Rumour isn't a bad way to consider the novel's final third. Unable to prove what happened through the usual means of clues and proof, characters must create stories to fit the otherwise elliptical events: "Something in your voice made me think 'this man fears Yukiho Karasawa' and I want to know why," Sasagaki says at one point. The circling plots, coincidences, strange echoes of people's names, the constant shifts in identity: all these drive you forwards to discover what exactly is behind all the hints and suspicions. Is Yukiho for real, or a figment of other people's jealousy and paranoia? As the many strands dovetail, Sasagaki zeroes in on the curious bond connecting Yukiho to Ryo. "Ever heard of the goby and the shrimp?" he asks, before explaining. "Yukiho Karasawa and Ryo Kirihara have what biologists call a symbiotic relationship. One can't live without the other. They're a pair for life."
What makes Journey Under the Midnight Sun simply an intriguing and enthralling read is Higashino's peculiar narrative technique. He has a habit of chopping his story into little bits, introducing new characters or events suddenly, only to rewind afterwards to offer explanation. At one crucial moment, this reverse ends up two decades before. As a storytelling technique, it is both disorienting and enticing. The reader is constantly kept on their toes and tantalised too. The effect is a little like the rudimentary games that Ryo pirates - mazes within mazes within mazes. All the characters play one game or another - whether they are on a computer, the golf course, card table, stock market or even the dance floor. These fictions within fictions and systems within systems create a hall of mirrors that reflects the manipulations of Higashino's characters, whose plots rise and are submerged before our eyes.
Journey Under the Midnight Sun isn't a whodunnit or even a whydunnit but a what-exactly-is-being-dunnit. It is also an extraordinary work of popular fiction. You could read it as a potted history of modern Japan, an exploration of a crumbling social order (gender, class, money, obedience), a ludic literary puzzle that plays with genre expectations: Higashino's many allusions veer from mysteries to "classic girl's school story". But at no point does he forget his fundamental raison d'ecrire: to provide a tantalising mystery that keeps the pages turning.

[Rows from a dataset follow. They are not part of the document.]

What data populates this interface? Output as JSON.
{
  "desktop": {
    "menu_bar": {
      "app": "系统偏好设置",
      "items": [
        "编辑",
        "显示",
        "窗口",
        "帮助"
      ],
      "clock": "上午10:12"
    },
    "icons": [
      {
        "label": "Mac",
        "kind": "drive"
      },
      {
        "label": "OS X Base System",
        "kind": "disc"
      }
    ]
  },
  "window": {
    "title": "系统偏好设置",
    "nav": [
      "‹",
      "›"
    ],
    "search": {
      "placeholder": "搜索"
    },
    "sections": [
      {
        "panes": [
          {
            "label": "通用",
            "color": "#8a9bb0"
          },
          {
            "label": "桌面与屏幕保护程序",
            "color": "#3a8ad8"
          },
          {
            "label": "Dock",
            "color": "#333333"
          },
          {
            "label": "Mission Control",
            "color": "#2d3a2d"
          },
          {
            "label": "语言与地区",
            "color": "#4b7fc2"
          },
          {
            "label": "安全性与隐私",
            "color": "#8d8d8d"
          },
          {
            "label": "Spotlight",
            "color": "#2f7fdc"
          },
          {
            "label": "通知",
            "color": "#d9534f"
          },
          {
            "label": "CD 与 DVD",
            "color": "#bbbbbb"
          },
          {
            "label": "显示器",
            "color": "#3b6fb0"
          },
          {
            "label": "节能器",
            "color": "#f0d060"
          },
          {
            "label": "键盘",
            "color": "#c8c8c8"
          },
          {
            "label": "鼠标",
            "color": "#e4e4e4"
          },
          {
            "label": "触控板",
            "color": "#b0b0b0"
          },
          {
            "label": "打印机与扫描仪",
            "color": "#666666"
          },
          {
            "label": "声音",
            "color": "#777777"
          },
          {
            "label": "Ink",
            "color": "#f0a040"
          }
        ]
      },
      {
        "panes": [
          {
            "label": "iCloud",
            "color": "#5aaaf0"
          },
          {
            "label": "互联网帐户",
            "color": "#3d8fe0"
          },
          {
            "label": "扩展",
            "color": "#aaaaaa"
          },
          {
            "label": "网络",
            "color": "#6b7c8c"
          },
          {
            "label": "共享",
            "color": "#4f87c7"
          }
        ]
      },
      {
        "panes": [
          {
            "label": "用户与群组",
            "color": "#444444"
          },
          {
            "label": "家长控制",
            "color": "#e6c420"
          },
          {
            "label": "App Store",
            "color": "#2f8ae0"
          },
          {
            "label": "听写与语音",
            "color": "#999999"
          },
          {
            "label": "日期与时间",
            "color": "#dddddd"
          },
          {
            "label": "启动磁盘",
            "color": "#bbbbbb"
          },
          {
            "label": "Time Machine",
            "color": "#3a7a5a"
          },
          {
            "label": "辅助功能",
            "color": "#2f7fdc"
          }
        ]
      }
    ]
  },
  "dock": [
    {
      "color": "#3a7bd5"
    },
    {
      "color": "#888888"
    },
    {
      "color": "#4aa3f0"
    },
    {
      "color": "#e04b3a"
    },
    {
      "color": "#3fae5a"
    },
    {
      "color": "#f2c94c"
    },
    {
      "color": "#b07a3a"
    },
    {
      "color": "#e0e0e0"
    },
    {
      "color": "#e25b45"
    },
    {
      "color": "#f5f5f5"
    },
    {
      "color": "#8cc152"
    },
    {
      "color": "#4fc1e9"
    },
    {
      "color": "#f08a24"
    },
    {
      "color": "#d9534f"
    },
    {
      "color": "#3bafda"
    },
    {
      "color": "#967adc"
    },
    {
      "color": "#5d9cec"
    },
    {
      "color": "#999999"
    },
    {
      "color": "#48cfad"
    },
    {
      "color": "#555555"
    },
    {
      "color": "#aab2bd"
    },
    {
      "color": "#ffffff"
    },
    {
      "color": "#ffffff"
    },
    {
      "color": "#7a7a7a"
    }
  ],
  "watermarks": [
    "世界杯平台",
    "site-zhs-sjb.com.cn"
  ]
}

What elevates Higashino into the ranks of the very best crime writers is his narrative ambition, his sympathy even for his most unlikeable characters and the way he has of insinuating a story into the deepest recesses of the reader's mind: one line ("I'm sure you think I'm letting my imagination run away with me") could describe his entire oeuvre. He doesn't do monsters or serial killers with advanced degrees in Edgar Allen Poe. He knows the real villains lurk in the family home or come to visit with smiles and promises of help. And there really is nothing scarier or more criminal than that.
Journey Under the Midnight Sun by Keigo Higashino (Little, Brown)